» **Task directions**
Search the data for the word "from". Reproduce every line where it is found.

» **Records for the task**
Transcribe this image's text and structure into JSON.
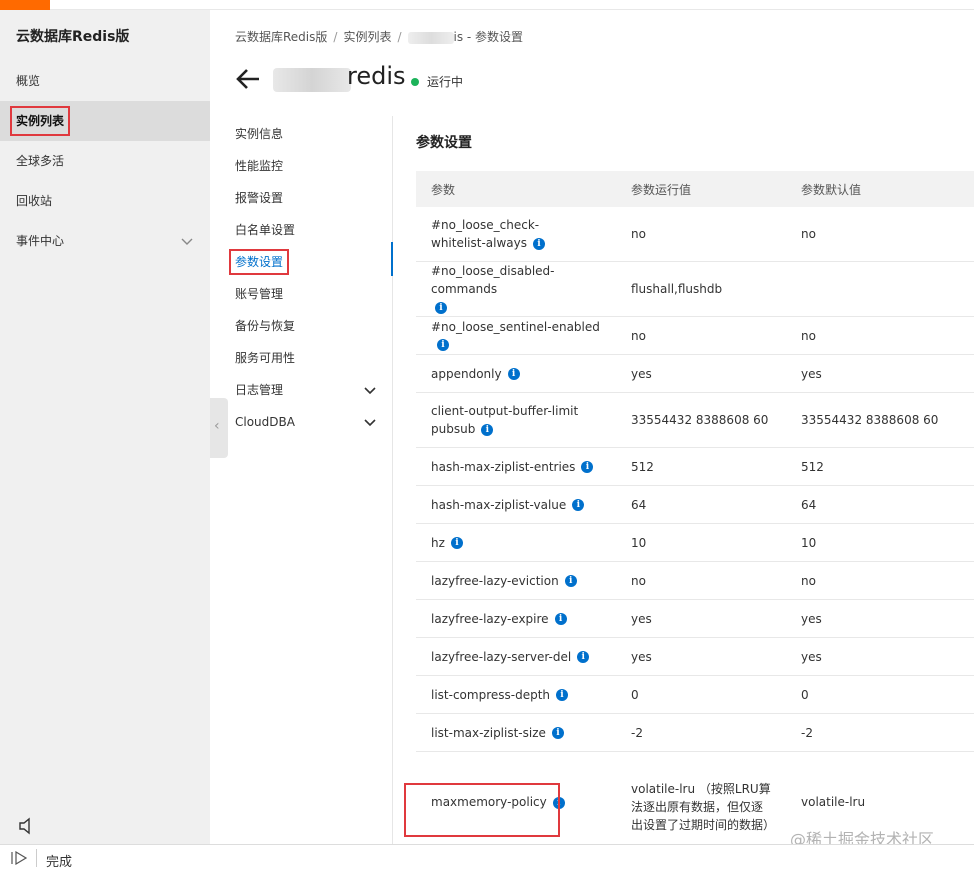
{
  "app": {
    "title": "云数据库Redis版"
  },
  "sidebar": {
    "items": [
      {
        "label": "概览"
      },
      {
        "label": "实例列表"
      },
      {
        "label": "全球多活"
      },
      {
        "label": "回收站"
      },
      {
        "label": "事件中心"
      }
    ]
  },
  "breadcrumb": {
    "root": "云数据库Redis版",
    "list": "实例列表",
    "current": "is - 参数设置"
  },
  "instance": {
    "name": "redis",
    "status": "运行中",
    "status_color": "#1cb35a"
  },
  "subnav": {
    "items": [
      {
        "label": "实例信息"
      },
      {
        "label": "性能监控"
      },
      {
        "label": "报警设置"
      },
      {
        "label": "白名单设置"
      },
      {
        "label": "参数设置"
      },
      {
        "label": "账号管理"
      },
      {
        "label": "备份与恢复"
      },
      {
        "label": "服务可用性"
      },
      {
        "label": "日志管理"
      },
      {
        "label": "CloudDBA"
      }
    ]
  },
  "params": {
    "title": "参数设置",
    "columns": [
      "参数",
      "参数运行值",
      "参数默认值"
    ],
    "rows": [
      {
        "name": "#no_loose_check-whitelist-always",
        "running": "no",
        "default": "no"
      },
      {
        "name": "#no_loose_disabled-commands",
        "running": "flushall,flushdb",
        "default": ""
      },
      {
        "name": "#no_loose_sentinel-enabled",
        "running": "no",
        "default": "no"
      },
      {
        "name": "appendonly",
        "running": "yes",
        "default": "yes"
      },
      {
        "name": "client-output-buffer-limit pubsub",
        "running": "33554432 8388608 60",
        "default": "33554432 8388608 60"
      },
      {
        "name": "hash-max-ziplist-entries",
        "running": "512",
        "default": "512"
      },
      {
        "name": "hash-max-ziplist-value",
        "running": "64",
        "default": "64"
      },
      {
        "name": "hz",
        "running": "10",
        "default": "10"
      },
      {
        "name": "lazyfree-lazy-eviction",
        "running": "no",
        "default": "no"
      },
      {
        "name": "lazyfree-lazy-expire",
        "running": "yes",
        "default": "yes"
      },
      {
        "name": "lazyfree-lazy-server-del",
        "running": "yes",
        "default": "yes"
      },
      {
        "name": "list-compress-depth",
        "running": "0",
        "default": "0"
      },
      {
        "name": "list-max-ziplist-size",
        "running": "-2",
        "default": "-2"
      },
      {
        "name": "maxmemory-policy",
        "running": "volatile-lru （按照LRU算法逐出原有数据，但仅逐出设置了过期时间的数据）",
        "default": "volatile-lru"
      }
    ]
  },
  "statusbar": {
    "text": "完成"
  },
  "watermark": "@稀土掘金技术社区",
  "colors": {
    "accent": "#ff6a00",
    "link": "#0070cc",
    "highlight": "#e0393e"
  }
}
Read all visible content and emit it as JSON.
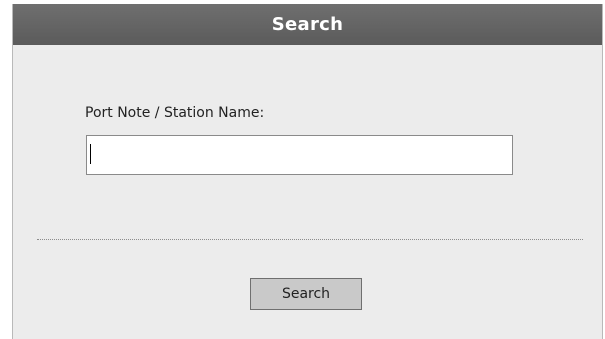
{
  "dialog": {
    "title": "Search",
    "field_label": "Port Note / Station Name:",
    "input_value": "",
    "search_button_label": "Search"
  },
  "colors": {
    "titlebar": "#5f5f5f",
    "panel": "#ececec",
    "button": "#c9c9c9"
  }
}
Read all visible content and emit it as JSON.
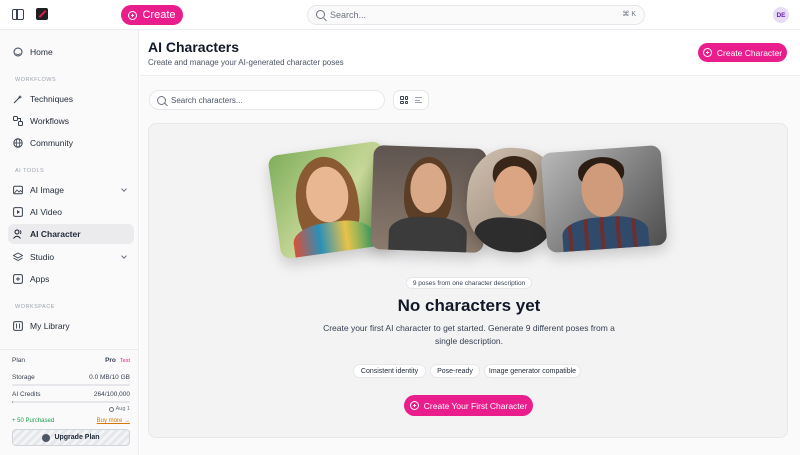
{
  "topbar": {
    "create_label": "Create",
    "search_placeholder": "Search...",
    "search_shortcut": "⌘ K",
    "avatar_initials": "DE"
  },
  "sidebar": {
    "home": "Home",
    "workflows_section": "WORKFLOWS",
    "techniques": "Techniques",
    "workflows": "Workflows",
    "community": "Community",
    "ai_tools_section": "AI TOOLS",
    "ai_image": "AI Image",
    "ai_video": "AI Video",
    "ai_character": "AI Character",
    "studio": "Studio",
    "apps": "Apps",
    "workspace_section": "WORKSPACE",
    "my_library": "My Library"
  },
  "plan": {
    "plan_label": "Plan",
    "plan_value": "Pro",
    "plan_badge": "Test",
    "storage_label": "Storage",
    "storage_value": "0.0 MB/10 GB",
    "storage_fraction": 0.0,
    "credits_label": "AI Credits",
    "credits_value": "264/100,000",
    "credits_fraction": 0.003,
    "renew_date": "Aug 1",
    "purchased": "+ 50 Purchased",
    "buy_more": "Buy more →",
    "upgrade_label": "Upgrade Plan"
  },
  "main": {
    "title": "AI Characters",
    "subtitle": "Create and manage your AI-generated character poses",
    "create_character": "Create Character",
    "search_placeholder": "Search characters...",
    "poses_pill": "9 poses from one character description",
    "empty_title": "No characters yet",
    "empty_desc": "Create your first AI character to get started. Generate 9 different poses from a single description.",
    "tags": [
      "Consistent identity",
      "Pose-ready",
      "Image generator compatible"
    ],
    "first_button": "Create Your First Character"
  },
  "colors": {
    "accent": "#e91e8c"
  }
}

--

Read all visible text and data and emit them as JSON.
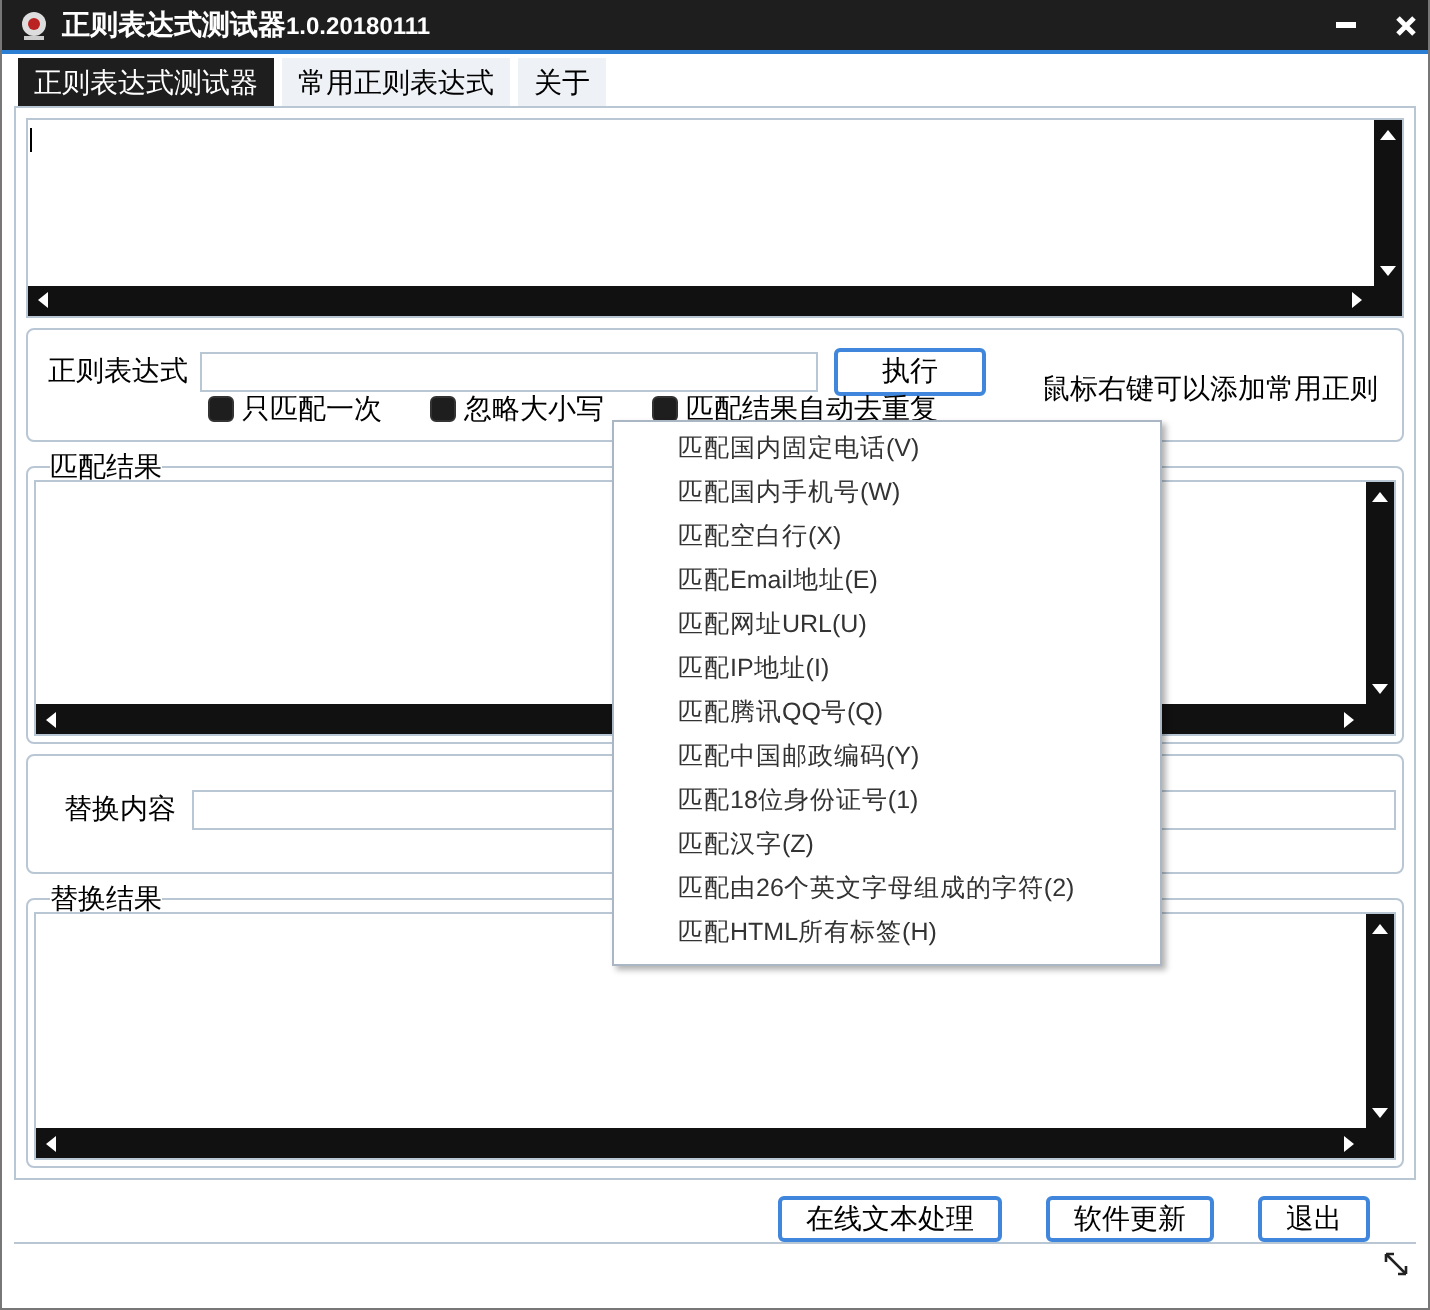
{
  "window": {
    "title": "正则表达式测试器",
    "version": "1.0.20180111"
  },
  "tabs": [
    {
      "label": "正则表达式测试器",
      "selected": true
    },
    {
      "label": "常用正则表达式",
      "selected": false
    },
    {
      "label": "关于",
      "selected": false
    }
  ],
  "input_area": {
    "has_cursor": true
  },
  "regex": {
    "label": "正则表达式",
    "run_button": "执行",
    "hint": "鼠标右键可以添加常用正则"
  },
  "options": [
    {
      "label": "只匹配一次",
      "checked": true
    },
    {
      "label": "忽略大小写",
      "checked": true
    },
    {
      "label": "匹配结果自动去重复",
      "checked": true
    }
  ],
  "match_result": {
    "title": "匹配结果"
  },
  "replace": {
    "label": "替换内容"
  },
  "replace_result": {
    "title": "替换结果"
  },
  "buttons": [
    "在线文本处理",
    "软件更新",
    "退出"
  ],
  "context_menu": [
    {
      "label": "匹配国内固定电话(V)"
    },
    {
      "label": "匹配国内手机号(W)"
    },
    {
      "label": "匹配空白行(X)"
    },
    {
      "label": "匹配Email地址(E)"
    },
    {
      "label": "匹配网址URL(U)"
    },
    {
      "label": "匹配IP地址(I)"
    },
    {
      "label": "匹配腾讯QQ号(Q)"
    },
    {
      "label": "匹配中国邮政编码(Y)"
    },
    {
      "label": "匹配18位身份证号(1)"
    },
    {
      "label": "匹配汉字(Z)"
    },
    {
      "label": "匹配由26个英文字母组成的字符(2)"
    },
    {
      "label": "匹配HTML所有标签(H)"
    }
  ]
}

» **Finished task**
    "poses_pill": "9 poses from one character description",
    "empty_desc": "Create your first AI character to get started. Generate 9 different poses from a single description.",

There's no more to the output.